Opening the second missing persons report for my mother

Two hands, together, palms up, with a yellow flower placed between them

Some things are easier the second time around. Opening a missing persons report turned out to be one of those things for me. Not easy, but easier.

Opening the first missing persons report was so traumatic. The officer at the desk was so dismissive, like I didn’t really know my mother was missing. He gave me a hard time to the point the officers around him were chuckling.

I made it clear that she was ill. She was not off with her friends because she is too ill to have friends. She was ill, in her 70s. She left her SRO without saying a word to me when I was the only person in the world she trusted. He finally opened up the case.

So, I spent the first few weeks of the current incident doing the search myself. I called the coroner’s offices, hospitals, jails. No news. I went on to request medical records to see if she was moved to long-term care. After more than 30 years of her being ill, she finally gave me a partial power of attorney two years ago when she was hospitalized.

I open the new report yesterday because I would be contacted if there was any contact between her and law enforcement. That’s the only thing that was worthwhile about opening the first case. I was contacted when they found her in a park while they were doing special outreach when the weather was exceptionally cold. Being reconnected is huge.

I got a call back from the detective today which I missed. When I called back, the officer who answered said they were already following up on the places I gave them as places she frequented. I am astonished. I am really not used to the police caring about a missing homeless woman.

Do I dare hope? I am so used to doing all this on my own.
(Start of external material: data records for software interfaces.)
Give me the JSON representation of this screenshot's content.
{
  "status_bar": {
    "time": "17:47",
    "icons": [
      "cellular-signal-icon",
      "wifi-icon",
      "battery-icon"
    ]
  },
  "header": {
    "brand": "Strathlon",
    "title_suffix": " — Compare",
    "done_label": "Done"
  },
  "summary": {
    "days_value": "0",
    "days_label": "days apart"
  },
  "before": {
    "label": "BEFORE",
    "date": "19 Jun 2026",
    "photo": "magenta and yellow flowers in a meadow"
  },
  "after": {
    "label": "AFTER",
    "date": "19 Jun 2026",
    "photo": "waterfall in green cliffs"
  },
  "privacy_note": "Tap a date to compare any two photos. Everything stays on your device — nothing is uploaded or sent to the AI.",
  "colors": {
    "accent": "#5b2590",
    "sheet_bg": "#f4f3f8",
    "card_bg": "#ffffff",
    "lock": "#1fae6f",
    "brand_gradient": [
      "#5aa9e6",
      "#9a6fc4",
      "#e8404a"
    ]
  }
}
I am so accustomed to no one seeing her, no one seeing me. I have spent half my life exhausted, full anxiety, dogged depression. My tears tell me maybe there’s hope. That some one sees this, that it’s not okay, that something should be done about it.
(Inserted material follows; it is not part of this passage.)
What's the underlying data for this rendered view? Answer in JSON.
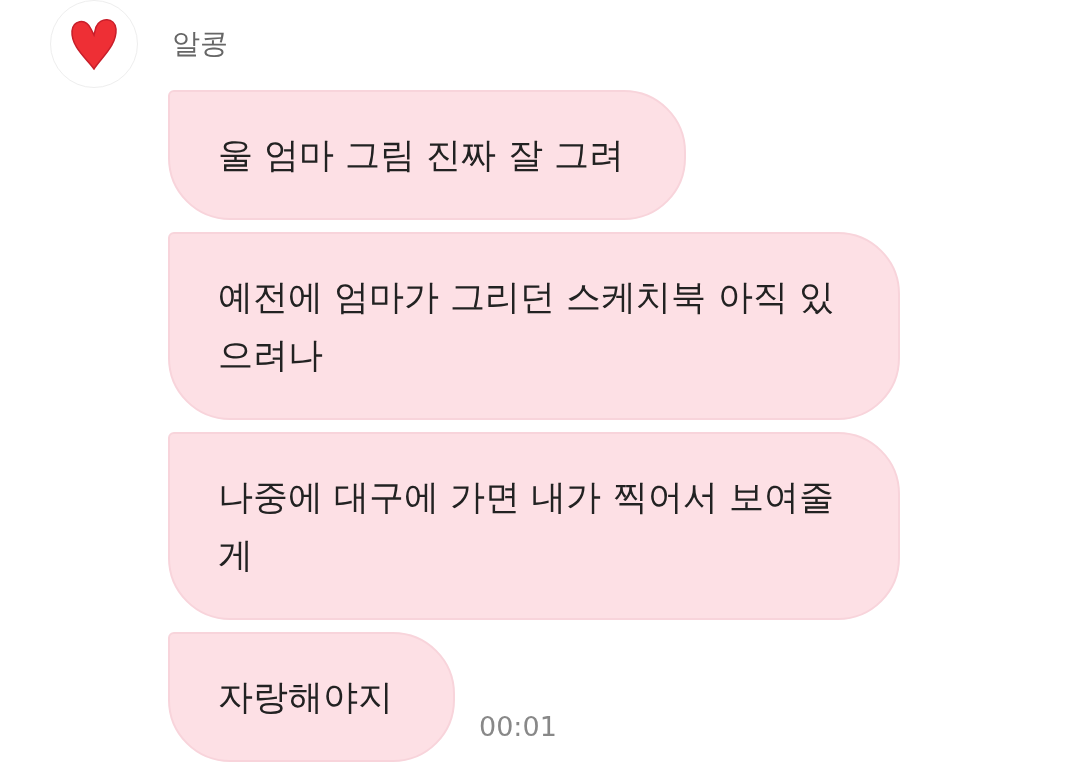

In an email, I sent my mother’s photos, my power of attorney, my spreadsheet of what I’ve done so far, and my hope that maybe this detective can take on some of this work.